[T]o the extent a [treating] physician acquires personal knowledge of the relevant facts independently of the litigation, his identity and opinions based on those facts are not privileged in litigation presenting “an issue concerning the condition of the patient.” [Citations.] For such a witness, no expert witness declaration is required, and he may testify as to any opinions formed on the basis of facts independently acquired and informed by his training, skill, and experience. This may well include opinions regarding causation and standard of care because such issues are inherent in a physician’s work. (Schreiber, supra, 22 Cal.4th at 39.)
Therefore, any treating doctor who is identified as a non-retained expert witness by any party has the right to testify at trial concerning any expert opinions even in the absence of any expert declaration. The recent Second District opinion in Kalaba v. Gray (2002) 95 Cal.App.4th 1416 [116 Cal.Rptr.2d 570], confirms that parties intending to offer the opinion testimony of a “non-retained” expert witnesses at trial must “list” each such witness as is required by subdivision (f)(1) of Code of Civil Procedure § 2034, even though there is no requirement that the attorney’s declaration portion of the designation include information about those non-retained experts. The Kalaba court rejected the use of a generic phrase attempting to designate “all past or present examining and/or treating physicians,” and rejected the plaintiff’s argument that her answers to interrogatories supplied enough information that they should be considered to be in substantial compliance with the requirements of subdivision (f)(1).
2. Impeachment Experts
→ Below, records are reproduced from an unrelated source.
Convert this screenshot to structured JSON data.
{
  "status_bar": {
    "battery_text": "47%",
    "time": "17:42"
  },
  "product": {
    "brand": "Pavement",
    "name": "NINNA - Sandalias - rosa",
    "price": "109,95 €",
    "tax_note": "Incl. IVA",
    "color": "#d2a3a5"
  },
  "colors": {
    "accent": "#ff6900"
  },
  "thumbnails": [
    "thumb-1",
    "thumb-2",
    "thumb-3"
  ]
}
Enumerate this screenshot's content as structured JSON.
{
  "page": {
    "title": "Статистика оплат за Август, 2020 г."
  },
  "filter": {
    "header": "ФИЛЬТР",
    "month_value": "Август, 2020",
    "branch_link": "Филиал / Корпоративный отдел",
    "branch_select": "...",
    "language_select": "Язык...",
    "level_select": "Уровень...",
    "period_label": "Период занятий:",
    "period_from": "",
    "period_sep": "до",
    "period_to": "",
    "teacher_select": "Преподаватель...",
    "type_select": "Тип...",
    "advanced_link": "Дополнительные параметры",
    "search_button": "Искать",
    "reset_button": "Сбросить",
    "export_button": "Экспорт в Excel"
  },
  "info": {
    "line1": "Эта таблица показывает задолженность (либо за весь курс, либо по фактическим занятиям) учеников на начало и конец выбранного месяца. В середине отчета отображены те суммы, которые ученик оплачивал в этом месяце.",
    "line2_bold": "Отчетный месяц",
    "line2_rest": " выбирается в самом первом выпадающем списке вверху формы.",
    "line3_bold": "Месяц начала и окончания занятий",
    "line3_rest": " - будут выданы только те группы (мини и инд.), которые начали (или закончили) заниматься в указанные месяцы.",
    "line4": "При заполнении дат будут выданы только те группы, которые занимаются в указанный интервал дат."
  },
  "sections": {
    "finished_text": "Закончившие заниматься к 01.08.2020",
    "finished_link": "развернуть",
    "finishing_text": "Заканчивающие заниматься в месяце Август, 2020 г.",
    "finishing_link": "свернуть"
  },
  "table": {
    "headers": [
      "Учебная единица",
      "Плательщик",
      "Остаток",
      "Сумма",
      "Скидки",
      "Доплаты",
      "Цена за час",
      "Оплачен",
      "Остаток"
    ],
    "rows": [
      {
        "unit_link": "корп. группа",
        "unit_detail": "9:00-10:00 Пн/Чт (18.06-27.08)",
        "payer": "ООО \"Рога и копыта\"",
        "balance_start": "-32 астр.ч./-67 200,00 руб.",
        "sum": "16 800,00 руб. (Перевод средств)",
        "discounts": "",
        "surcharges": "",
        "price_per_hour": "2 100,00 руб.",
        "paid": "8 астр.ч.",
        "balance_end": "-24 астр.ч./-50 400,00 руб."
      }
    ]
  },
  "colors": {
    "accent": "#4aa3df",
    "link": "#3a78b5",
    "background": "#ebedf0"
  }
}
The other manner in which non-disclosed experts may testify is for impeachment – but the expert is limited to testifying that a foundational fact relied upon by a prior expert is either incorrect or nonexistent. (See Code Civ. Proc. § 2034(m); Howard Contracting, Inc. v. G. A. MacDonald Construction Co. (1998) 71 Cal.App.4th 38, 53 [83 Cal.Rptr.2d 590]; Fish v. Guevara (1993) 12 Cal.App.4th 142 [15 Cal.Rptr.2d 329].) This exception is interpreted very narrowly by the courts. Although the distinction between “fact” and “opinion” may be difficult to determine, trial courts are to strictly construe the term “foundational fact” so as to “prevent a party from offering a contrary opinion of his expert under the guise of impeachment.” (Kennemur v. State of California (1982) 133 Cal.App.3d 907, 924 [184 Cal.Rptr. 393].) Based on this admonition, attempting to introduce expert witness testimony into evidence by way of subdivision (m) is a risky business, to say the least.
In conclusion, no statute can remove all the gamesmanship from expert witness testimony. However, California has, all in all, a workable system that does allow each side to be prepared for expert witness testimony.
1 Basham v. Babcock (1996) 44 Cal.App.4th 1717 [52 Cal.Rptr.2d 456], however, prevents the supplemental disclosure of another expert to replace one who was previously designated. In other words, a party cannot name one expert, then withdraw that expert only to supplementally disclose another expert on the same subject.